Scan the following material for the string "title" and copy each line in which it appears.
BEGIN
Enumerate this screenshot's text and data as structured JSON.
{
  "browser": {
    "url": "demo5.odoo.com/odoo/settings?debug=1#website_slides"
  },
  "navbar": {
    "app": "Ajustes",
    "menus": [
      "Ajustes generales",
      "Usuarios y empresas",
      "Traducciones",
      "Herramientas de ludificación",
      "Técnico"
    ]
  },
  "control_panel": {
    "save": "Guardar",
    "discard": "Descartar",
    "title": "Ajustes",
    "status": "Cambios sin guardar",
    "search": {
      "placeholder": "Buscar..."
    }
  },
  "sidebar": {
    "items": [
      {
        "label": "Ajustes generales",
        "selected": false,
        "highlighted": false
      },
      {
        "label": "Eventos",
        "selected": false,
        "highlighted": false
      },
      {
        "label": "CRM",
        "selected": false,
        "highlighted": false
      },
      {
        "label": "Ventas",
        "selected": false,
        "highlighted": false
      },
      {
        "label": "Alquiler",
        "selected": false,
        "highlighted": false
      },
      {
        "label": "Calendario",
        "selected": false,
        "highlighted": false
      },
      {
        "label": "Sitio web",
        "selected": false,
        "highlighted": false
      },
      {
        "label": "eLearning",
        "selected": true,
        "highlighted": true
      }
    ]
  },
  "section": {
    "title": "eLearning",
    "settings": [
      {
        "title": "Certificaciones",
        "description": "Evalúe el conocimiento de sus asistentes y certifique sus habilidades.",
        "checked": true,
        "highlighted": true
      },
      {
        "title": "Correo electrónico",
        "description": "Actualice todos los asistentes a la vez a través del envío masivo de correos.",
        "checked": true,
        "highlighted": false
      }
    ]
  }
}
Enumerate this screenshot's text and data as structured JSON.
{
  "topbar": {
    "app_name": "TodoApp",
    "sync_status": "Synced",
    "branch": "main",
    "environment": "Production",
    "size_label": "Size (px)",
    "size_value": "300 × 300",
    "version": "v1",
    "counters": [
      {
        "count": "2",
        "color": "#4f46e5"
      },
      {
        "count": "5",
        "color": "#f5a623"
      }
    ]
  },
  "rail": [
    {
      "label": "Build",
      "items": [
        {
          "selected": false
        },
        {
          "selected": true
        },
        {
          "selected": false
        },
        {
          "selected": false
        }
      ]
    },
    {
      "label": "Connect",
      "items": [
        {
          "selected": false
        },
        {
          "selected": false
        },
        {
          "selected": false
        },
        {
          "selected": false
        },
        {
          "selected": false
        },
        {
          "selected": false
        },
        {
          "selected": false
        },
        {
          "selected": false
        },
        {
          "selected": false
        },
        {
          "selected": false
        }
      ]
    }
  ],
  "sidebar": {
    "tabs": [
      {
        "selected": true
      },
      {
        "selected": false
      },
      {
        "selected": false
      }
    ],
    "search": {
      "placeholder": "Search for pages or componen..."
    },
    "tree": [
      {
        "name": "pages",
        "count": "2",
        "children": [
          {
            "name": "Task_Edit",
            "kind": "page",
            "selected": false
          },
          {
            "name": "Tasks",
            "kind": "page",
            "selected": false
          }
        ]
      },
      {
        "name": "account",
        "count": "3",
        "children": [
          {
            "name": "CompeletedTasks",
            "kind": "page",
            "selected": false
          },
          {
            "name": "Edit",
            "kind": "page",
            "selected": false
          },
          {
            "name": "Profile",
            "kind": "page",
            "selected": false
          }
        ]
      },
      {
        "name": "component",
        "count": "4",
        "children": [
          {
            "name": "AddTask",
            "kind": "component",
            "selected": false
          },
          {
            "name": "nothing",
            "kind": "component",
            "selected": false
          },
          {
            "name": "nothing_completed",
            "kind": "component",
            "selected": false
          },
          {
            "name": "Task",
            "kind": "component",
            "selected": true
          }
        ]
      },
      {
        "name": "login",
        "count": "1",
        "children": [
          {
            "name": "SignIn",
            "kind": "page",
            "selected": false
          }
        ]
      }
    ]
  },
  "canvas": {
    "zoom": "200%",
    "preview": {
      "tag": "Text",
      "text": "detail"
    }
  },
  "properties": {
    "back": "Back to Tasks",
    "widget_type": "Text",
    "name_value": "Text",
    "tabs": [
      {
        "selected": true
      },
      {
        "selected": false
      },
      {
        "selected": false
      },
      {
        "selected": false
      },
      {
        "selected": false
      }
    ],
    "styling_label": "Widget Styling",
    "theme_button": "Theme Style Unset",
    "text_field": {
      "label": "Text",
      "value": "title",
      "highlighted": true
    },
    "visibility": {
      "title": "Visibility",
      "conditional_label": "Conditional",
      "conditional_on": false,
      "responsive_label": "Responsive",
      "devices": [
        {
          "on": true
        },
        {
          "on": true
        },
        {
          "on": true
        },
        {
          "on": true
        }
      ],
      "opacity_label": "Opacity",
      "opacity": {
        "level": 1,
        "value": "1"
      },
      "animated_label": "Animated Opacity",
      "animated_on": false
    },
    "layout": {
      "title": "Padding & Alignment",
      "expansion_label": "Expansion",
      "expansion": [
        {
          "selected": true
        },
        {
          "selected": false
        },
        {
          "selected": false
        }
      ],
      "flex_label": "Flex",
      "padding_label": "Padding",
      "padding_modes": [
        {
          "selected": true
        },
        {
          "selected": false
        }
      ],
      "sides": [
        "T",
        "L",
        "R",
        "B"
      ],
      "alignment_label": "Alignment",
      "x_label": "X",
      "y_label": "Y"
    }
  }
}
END
_ANSWER SECTION_
    "title": "Ajustes",
    "title": "eLearning",
        "title": "Certificaciones",
        "title": "Correo electrónico",
      "value": "title",
      "title": "Visibility",
      "title": "Padding & Alignment",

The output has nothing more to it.